By Alfred L. Brophy
Issue date: 11/21/06
Brown University’s Committee on Slavery and Justice recently made a report that details the connections of the Brown family to both the slave trade and to antislavery advocacy. Brown’s report is the most comprehensive of several recent discussions on other campuses. Students at Yale and the University of Virginia are talking about their universities’ connections to slavery. The University of North Carolina sponsored an exhibit on slavery at that school. Mostly campus explorations involve talk about the past. However, in 2002 Vanderbilt University tried to drop "Confederate" from the name of a building on its campus. The United Daughters of the Confederacy, who had given money in the 1930s for the building, sued and won.

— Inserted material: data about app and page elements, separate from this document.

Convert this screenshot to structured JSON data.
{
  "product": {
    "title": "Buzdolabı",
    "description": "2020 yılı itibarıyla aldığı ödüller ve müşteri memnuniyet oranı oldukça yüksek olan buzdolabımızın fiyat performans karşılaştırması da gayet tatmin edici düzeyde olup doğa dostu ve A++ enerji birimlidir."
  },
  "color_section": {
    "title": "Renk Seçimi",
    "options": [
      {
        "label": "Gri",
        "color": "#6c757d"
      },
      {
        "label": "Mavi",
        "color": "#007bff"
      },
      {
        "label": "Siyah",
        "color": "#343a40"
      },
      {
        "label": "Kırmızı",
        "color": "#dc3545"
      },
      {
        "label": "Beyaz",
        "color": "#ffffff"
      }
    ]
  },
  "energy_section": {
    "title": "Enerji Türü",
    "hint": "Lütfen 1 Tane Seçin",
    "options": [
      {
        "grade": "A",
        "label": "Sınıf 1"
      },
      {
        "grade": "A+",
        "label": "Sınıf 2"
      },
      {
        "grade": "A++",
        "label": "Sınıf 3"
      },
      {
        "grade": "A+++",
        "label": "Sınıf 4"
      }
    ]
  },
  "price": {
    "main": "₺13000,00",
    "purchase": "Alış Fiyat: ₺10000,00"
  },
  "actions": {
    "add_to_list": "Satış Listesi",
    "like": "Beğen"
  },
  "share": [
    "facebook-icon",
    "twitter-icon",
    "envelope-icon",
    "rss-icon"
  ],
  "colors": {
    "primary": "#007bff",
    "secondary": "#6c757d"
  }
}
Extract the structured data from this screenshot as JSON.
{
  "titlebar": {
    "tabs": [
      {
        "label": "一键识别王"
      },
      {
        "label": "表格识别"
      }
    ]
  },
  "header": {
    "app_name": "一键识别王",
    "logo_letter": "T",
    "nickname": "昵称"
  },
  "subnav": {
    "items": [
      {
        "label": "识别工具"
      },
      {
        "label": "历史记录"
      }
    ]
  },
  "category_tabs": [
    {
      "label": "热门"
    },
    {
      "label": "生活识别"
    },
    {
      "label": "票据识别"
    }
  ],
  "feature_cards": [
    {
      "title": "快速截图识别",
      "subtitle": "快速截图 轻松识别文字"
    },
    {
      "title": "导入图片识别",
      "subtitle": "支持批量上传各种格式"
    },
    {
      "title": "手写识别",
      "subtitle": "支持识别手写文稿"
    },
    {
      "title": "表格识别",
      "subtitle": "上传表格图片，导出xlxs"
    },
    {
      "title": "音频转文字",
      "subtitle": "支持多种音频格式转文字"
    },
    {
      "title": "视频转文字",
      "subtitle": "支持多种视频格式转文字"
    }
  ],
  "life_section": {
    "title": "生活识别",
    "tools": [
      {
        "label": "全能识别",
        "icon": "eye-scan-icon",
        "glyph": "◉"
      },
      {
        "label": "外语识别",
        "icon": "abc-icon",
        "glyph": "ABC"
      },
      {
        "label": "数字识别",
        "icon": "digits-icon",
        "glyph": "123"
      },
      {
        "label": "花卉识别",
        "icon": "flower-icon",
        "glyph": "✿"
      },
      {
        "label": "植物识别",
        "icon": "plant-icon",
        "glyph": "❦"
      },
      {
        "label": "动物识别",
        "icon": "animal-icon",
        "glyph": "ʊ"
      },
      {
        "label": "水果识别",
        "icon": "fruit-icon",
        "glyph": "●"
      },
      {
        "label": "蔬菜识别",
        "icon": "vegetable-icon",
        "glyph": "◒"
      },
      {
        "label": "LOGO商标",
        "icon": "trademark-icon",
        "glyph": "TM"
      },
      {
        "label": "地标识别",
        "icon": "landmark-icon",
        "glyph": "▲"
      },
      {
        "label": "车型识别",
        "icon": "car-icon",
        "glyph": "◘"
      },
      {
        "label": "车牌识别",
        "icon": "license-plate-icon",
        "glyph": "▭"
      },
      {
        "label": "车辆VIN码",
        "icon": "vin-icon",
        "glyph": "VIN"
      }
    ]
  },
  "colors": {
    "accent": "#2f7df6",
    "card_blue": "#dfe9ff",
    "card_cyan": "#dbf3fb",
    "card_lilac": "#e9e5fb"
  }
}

Before the Civil War many educational institutions-both North and South-benefited from slavery. Harvard Law School’s first endowed chair was funded by a man, Isaac Royall, who made a fortune from his slaves’ labor. But schools were not just beneficiaries of slavery; they were supporters of it as well. William and Mary Professor Thomas Roderick Dew wrote what became our country’s leading proslavery tract. Randolph-Macon College’s President William Smith wrote a college textbook on proslavery thought. It taught that abolition would be an "essential evil-a curse" for slaves.
Then there is Columbia University’s Barnard College, which opened in 1889, more than two decades after the end of slavery. It was named after F.A.P. Barnard, who was president of Columbia in the years after the Civil War and was an important proponent of women’s education. Barnard served in the War Department during the Civil War and thus helped to end slavery.
Before the Civil War, Barnard was a professor at the University of Alabama, where he benefited from the system of slavery. One slave worked as his laboratory assistant. Barnard’s connections to slavery go deeper than a nostalgic story about a lab assistant, however. He also appears to have owned several women. In the 1850s, when Barnard was chancellor at the University of Mississippi, he expelled a student who attacked one of his female slaves. The student then complained that Barnard relied on testimony of a slave against a white person. Mississippi’s trustees tried and acquitted Barnard of that offense.
We find slavery is linked to many of our institutions and some may question whether we should be honoring people with such connections to slavery. Yet, names of colleges and buildings are part of traditions. In remembering and learning about those traditions, we learn more about ourselves. And we learn that a person or an institution connected to slavery can also be the vehicle for our liberation as a people. Now when we think about Barnard College we can also remember and honor the people whose labor and suffering contributed to our nation’s growth.